Pandora is essentially a one-dimensional product. It’s an audio stream. Broadcast radio has multiple assets and tools, from the database (which can target geographically, right down to favorite car brands) to podcasts to live and local personalities to on-site promotions that can all be connected to reap results for a guy like Feinstein.
Do radio’s major local personalities truly know local clients, go out on sales calls, and have presence at the agencies? They are human resources that Pandora cannot match, but too many DJs continue to work within job descriptions that were devised in the ‘60s. The role of the personality needs to be redefined to derive marketing benefits that can bring value to key local and national clients.
And finally, are radio AEs relying on email, texts, rankers, and rates at the exclusion of creating client engagement and collaboration? Are “solutions” defined as bonus spots, tossing in the lame low-rated FM station in the cluster, or offering a live read or remote? Do these tactics solve client problems or are they Ginsu knife add-ons that only cheapen the brand? (“But wait – there’s more!””
Feinstein’s (pictured) comments about his experiences with radio reps should cause every LSM, GSM, DOS, and CEO reading this to re-think how local sales reps are interfacing with clients and providing service and solutions.
Radio cannot control Pandora and its mission. But radio can take a critical assessment of its own approach and take some lessons from Pandora, as well as the myriad other competitors like Groupon and Google that are focusing on the local sales environment. They are offering something that’s not only bright and shiny, but is in-sync with what local advertisers want.
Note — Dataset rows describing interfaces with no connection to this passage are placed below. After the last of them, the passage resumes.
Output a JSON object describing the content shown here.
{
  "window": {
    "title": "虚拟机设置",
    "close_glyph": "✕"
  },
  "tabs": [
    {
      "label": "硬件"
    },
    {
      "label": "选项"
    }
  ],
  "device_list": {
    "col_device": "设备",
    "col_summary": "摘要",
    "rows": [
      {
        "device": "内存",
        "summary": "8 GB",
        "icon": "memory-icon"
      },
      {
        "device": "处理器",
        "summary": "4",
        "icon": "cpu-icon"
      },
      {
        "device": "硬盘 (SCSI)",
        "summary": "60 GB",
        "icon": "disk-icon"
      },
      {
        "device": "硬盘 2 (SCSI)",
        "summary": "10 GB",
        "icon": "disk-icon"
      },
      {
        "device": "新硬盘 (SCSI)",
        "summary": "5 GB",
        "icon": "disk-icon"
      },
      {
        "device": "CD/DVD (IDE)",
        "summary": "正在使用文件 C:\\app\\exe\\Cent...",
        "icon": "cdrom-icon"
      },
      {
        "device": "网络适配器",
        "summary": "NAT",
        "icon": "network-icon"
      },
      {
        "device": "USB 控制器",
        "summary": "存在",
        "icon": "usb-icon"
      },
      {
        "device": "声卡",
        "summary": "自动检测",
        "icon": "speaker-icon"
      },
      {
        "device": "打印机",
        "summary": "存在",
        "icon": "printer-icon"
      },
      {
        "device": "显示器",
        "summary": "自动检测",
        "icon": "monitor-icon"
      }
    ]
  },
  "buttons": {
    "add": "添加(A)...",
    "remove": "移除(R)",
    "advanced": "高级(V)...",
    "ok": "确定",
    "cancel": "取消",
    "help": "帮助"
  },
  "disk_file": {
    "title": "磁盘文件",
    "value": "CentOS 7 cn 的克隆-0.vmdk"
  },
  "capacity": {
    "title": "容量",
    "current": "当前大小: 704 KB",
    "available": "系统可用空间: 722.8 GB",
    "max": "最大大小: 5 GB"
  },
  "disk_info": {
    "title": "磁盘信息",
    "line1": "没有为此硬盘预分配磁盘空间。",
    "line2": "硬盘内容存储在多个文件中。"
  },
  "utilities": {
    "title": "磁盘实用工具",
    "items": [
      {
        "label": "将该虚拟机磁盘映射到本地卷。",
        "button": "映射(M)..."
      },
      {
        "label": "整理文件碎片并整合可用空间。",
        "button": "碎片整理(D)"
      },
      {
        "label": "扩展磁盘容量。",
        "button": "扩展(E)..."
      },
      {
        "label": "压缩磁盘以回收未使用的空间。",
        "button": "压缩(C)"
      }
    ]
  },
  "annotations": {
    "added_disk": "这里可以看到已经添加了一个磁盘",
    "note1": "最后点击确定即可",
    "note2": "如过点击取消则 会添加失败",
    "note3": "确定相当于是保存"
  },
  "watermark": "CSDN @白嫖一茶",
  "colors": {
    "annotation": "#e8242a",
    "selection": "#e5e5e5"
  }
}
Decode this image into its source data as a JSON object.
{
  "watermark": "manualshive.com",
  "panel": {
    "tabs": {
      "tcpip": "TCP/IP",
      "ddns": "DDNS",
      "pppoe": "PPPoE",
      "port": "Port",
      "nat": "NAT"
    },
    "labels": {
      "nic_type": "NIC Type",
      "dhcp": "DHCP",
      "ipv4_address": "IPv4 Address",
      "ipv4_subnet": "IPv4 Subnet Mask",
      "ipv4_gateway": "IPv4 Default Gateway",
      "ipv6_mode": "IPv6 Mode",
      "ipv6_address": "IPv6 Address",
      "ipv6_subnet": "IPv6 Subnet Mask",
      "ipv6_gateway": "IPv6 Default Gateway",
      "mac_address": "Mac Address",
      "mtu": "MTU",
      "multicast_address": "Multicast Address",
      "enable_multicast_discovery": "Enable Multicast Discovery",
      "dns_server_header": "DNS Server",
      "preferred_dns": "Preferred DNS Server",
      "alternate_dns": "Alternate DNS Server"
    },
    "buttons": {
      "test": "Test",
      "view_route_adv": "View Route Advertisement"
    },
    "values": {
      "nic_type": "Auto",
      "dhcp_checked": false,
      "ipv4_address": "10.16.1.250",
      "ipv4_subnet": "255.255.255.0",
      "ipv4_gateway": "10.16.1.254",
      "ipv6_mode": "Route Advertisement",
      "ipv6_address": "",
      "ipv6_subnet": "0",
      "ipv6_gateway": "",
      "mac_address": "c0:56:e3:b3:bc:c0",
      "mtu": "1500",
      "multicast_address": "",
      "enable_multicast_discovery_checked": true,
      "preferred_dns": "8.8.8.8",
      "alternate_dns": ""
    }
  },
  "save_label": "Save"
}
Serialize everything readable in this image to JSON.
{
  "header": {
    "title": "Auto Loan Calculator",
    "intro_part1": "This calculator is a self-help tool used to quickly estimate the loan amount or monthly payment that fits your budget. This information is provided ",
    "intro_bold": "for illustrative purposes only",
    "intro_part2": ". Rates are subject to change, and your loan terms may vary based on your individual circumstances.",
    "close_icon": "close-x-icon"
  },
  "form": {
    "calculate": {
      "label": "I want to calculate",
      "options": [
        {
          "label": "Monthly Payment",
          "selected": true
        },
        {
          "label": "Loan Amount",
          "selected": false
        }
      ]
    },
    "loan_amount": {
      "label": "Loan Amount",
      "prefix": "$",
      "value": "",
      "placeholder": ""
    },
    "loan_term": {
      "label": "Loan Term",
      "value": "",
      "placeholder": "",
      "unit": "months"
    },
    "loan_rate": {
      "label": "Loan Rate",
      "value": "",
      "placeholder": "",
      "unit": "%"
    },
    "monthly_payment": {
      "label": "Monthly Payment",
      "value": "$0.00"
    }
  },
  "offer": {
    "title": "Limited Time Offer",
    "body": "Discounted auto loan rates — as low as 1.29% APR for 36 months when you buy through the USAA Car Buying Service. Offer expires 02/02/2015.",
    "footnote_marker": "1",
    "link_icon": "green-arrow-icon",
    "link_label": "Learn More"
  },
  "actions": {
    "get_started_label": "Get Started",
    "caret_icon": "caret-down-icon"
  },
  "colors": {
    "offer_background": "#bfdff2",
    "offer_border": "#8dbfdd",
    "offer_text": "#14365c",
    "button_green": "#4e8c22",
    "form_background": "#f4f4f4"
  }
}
Yet, too many radio stations are utilizing 1980’s sales techniques and tactics – too focused on ratings, cost-efficiency, market share, and yes, making the false assumptions that radio will always own a share of the ad budget, and that the competition is the cluster across the street.
Forget about the propaganda you hear at radio conventions and read in the trades. Pandora is a major competitor. So is Groupon, Living Social, Google, Facebook, local cable television, newspapers, and others.
But all of these digital innovations and media have their strengths and weaknesses. And radio does, too. It’s time to stop being defensive about Pandora (just like how the industry played it with satellite radio). It’s time to create a coherent, collaborative, and contemporary sales marketing approach that fits a client’s needs in 2012, not 1990. It’s time to stop arguing about whether Pandora is “radio.”
You can call Pandora whatever you want. I call them an opportunity to step up, take a critical look in the mirror, focus on our CX, and strap it on. Because if we don’t, we’re going to hear from a lot more William Feinsteins.